Around the world, a handful of scientists are trying to create life from scratch and they’re getting closer.
Experts expect an announcement within three to 10 years from someone in the now little-known field of "wet artificial life."
"It’s going to be a big deal and everybody’s going to know about it," said Mark Bedau, chief operating officer of ProtoLife of Venice, Italy, one of those in the race. "We’re talking about a technology that could change our world in pretty fundamental ways—in fact, in ways that are impossible to predict."
That first cell of synthetic life—made from the basic chemicals in DNA—may not seem like much to non-scientists. For one thing, you’ll have to look in a microscope to see it.
"Creating protocells has the potential to shed new light on our place in the universe," Bedau said. "This will remove one of the few fundamental mysteries about creation in the universe and our role."
And several scientists believe man-made life forms will one day offer the potential for solving a variety of problems, from fighting diseases to locking up greenhouse gases to eating toxic waste.
Bedau figures there are three major hurdles to creating synthetic life:
—A container, or membrane, for the cell to keep bad molecules out, allow good ones, and the ability to multiply.
—A genetic system that controls the functions of the cell, enabling it to reproduce and mutate in response to environmental changes.
—A metabolism that extracts raw materials from the environment as food and then changes it into energy.
One of the leaders in the field, Jack Szostak at Harvard Medical School, predicts that within the next six months, scientists will report evidence that the first step—creating a cell membrane—is "not a big problem." Scientists are using fatty acids in that effort.
Szostak is also optimistic about the next step—getting nucleotides, the building blocks of DNA, to form a working genetic system.

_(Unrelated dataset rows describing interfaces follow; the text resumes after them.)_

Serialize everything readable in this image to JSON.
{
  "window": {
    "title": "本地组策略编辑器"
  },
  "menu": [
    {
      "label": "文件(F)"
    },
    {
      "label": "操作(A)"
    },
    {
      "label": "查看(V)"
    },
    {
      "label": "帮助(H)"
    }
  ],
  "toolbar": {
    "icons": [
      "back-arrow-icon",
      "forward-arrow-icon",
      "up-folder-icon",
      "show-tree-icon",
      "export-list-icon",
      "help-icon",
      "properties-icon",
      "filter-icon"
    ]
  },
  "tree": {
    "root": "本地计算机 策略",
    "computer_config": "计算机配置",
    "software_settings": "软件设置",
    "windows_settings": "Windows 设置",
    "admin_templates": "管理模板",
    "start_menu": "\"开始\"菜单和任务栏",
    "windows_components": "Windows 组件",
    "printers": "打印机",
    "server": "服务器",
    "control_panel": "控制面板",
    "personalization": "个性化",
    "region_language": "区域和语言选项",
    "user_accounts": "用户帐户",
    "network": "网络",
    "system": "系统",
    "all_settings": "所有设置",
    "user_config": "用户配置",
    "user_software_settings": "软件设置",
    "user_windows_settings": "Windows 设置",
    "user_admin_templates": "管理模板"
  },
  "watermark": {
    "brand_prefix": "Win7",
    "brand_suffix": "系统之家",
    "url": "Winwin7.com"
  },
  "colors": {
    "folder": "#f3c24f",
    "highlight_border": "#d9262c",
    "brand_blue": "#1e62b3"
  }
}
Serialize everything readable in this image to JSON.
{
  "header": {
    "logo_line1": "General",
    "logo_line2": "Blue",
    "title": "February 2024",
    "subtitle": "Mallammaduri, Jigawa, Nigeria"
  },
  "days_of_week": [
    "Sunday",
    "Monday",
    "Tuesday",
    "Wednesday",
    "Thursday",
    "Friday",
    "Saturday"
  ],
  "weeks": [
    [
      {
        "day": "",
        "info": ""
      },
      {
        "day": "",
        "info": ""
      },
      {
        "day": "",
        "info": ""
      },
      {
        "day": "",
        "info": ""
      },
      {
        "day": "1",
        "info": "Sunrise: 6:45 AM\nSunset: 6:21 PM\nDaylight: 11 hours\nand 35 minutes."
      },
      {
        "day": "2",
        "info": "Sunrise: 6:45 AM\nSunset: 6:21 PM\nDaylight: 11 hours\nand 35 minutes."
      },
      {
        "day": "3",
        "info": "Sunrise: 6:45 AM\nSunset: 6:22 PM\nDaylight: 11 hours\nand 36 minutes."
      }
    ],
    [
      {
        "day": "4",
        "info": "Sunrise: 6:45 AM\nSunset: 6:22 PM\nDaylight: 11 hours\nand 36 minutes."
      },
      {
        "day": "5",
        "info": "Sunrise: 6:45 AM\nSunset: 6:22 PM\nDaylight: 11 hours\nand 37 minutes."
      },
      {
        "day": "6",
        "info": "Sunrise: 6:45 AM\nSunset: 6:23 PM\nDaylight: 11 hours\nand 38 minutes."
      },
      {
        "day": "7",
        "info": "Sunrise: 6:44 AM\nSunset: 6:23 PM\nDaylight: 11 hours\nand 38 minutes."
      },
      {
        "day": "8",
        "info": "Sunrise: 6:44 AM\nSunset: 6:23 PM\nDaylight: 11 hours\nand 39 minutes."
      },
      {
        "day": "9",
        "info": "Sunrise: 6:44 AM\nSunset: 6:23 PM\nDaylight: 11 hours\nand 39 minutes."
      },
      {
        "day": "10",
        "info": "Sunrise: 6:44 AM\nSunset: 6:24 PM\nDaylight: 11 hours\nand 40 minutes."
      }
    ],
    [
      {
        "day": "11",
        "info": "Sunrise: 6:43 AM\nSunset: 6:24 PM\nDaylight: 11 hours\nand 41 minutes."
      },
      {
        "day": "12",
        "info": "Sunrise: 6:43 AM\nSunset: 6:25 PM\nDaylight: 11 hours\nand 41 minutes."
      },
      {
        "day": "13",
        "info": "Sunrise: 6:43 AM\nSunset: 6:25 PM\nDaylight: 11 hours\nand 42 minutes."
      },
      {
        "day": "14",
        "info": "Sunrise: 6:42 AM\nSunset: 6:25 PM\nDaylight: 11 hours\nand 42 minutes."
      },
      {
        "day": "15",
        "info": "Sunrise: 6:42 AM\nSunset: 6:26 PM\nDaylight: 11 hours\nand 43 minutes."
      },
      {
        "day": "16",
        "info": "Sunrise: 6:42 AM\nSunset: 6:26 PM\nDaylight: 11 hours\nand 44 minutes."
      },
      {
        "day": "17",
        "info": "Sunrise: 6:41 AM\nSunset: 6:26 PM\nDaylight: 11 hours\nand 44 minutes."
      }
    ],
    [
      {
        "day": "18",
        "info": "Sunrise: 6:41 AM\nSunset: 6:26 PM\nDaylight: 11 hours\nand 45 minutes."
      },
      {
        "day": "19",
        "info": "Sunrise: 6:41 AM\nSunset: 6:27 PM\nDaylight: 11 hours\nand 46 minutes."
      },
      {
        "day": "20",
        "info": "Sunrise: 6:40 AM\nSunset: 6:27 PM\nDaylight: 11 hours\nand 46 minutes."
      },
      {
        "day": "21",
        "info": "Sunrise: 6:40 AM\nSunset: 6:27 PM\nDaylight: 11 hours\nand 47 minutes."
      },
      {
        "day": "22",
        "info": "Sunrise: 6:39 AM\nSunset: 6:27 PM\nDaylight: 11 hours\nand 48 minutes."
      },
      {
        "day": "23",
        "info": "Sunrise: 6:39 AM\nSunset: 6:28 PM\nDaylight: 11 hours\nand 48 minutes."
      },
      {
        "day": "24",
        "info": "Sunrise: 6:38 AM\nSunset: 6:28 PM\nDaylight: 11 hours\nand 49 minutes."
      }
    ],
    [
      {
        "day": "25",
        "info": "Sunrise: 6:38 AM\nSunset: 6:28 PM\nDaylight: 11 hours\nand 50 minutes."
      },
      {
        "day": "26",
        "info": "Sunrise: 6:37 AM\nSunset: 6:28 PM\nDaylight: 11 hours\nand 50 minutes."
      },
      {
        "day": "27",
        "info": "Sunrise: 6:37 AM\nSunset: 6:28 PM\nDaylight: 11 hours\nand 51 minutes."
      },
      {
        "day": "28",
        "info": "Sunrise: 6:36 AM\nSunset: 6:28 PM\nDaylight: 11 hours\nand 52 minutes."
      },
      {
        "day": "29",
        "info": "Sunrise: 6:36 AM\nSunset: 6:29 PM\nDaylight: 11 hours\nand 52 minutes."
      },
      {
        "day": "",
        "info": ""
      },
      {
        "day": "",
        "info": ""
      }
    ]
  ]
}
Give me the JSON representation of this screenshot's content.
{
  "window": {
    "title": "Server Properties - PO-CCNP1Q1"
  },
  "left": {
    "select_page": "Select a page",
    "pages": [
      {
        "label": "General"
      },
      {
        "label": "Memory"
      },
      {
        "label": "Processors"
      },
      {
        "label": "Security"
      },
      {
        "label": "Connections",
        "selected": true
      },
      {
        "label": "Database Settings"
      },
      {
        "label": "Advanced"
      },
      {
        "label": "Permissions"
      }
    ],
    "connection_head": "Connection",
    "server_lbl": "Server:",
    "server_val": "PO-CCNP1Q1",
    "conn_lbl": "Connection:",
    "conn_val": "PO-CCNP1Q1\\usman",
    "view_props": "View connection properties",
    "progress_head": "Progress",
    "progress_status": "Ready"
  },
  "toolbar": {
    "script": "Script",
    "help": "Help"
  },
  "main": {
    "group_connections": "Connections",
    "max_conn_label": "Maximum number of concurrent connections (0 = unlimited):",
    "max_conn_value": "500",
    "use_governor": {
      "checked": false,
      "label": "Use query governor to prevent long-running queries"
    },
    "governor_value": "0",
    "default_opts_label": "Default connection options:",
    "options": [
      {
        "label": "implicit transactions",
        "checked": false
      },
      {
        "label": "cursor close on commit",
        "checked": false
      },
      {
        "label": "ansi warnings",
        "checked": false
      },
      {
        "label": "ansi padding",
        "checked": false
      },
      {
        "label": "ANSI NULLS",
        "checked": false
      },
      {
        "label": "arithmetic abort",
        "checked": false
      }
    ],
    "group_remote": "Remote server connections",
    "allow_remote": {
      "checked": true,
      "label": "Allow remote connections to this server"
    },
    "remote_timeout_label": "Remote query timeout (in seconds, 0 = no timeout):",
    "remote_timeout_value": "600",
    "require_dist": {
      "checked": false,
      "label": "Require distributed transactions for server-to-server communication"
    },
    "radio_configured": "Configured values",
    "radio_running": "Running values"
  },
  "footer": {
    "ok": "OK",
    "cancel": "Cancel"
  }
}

His idea is that once the container is made, if scientists add nucleotides in the right proportions, then Darwinian evolution could simply take over.
"We aren’t smart enough to design things, we just let evolution do the hard work and then we figure out what happened," Szostak said.
In Gainesville, Fla., Steve Benner, a biological chemist at the Foundation for Applied Molecular Evolution is attacking that problem by going outside of natural genetics. Normal DNA consists of four bases—adenine, cytosine, guanine and thymine (known as A,C,G,T)—molecules that spell out the genetic code in pairs. Benner is trying to add eight new bases to the genetic alphabet.
Bedau said there are legitimate worries about creating life that could "run amok," but there are ways of addressing it, and it will be a very long time before that is a problem.
"When these things are created, they’re going to be so weak, it’ll be a huge achievement if you can keep them alive for an hour in the lab," he said. "But them getting out and taking over, never in our imagination could this happen."